### Activity
Could you return each line of the material that has "icon" in it?

### Data listing
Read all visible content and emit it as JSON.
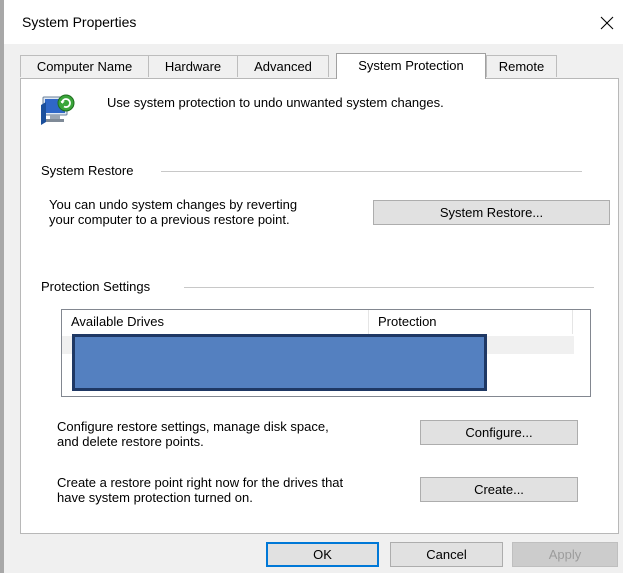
{
  "window": {
    "title": "System Properties",
    "close_icon": "close-icon"
  },
  "tabs": [
    {
      "label": "Computer Name",
      "active": false
    },
    {
      "label": "Hardware",
      "active": false
    },
    {
      "label": "Advanced",
      "active": false
    },
    {
      "label": "System Protection",
      "active": true
    },
    {
      "label": "Remote",
      "active": false
    }
  ],
  "intro": {
    "icon": "system-protection-icon",
    "text": "Use system protection to undo unwanted system changes."
  },
  "system_restore": {
    "group_title": "System Restore",
    "description_line1": "You can undo system changes by reverting",
    "description_line2": "your computer to a previous restore point.",
    "button_label": "System Restore..."
  },
  "protection_settings": {
    "group_title": "Protection Settings",
    "columns": [
      "Available Drives",
      "Protection"
    ],
    "rows_redacted": true,
    "configure_desc_line1": "Configure restore settings, manage disk space,",
    "configure_desc_line2": "and delete restore points.",
    "configure_label": "Configure...",
    "create_desc_line1": "Create a restore point right now for the drives that",
    "create_desc_line2": "have system protection turned on.",
    "create_label": "Create..."
  },
  "footer": {
    "ok_label": "OK",
    "cancel_label": "Cancel",
    "apply_label": "Apply",
    "apply_disabled": true
  },
  "colors": {
    "accent": "#0078d7",
    "redaction_fill": "#5480c0",
    "redaction_border": "#1f3864"
  }
}
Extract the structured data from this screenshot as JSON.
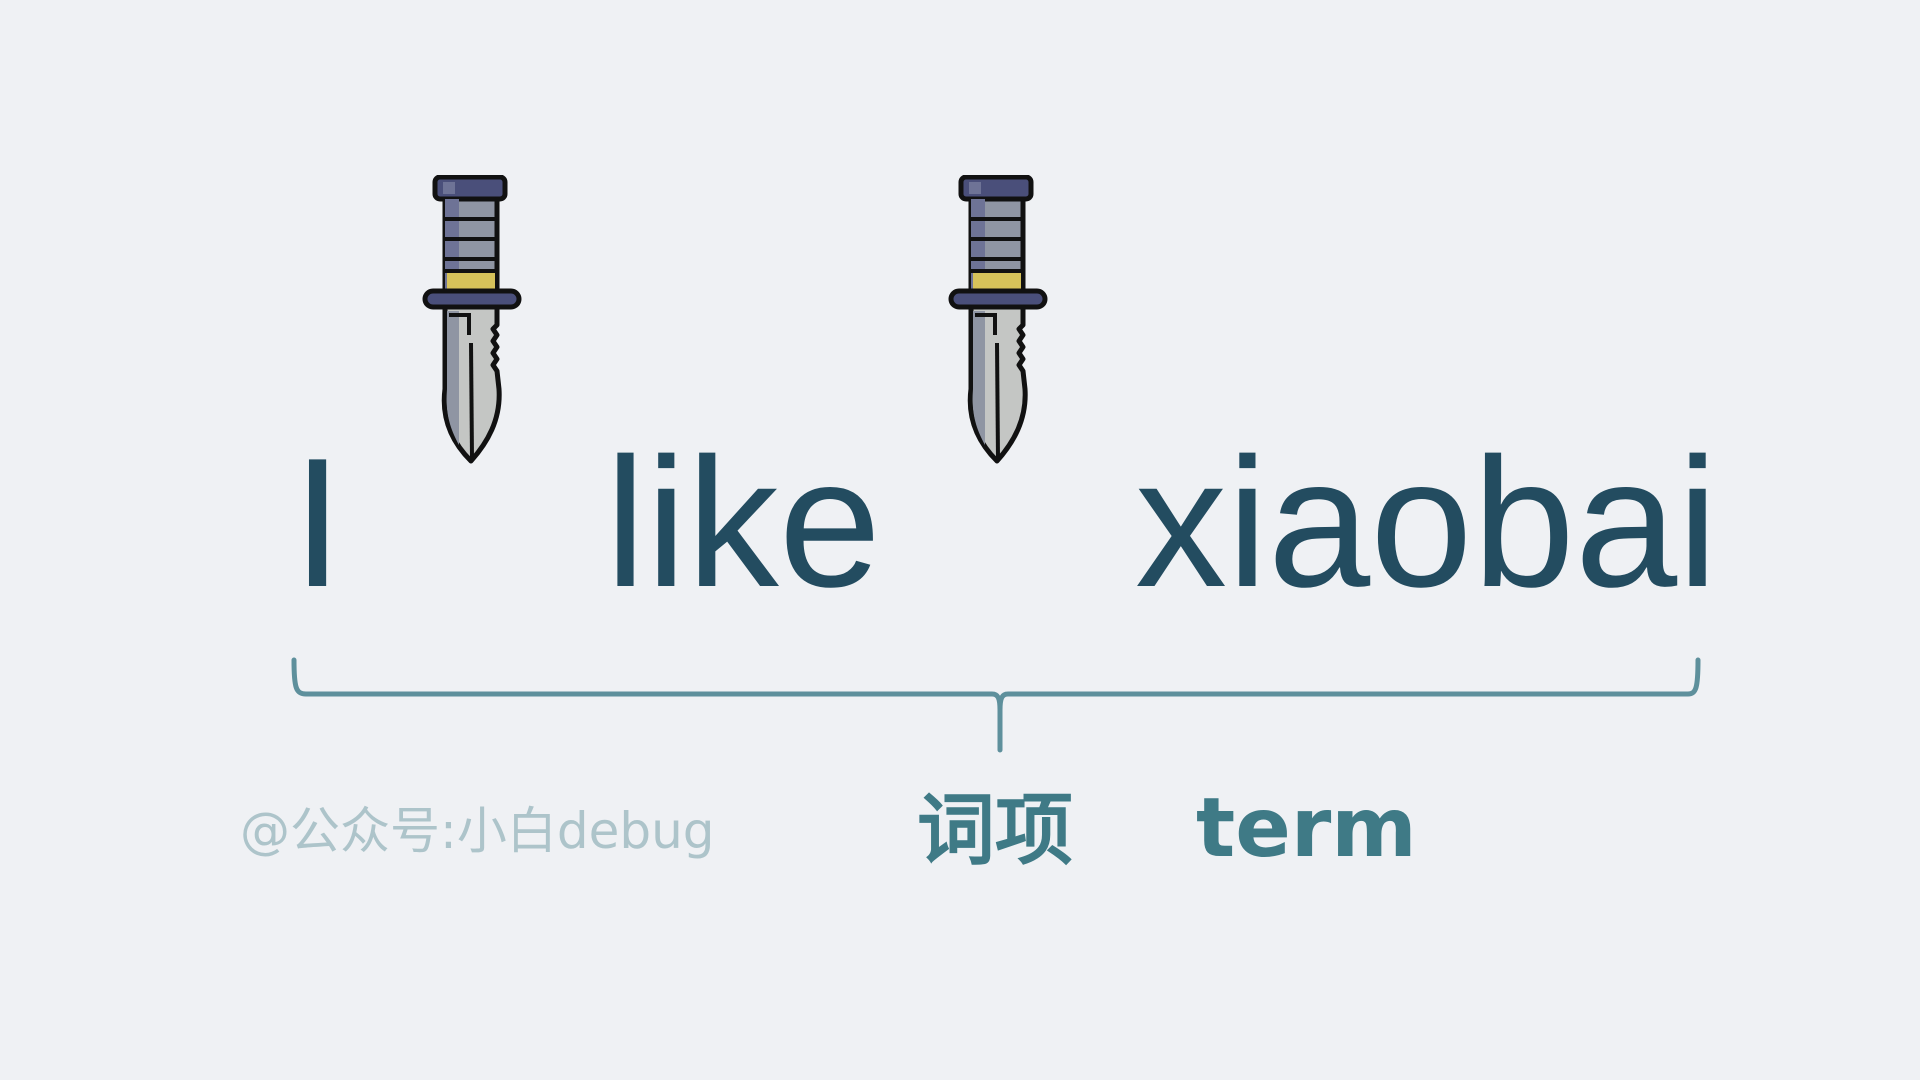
{
  "sentence": {
    "words": [
      "I",
      "like",
      "xiaobai"
    ]
  },
  "separators": [
    {
      "icon": "knife-icon"
    },
    {
      "icon": "knife-icon"
    }
  ],
  "brace": {
    "icon": "curly-brace-icon",
    "color": "#5e909c"
  },
  "labels": {
    "chinese": "词项",
    "english": "term"
  },
  "watermark": "@公众号:小白debug",
  "colors": {
    "background": "#eff1f4",
    "word": "#234c60",
    "label": "#3f7a86",
    "watermark": "#adc4ca",
    "knife_handle": "#4a4f7a",
    "knife_grip": "#8f95a3",
    "knife_band": "#d6c25a",
    "knife_blade": "#c4c6c4"
  }
}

### Expected output
    "close_icon": "close-icon"
    "icon": "system-protection-icon",
      "icon": "knife-icon"
      "icon": "knife-icon"
    "icon": "curly-brace-icon",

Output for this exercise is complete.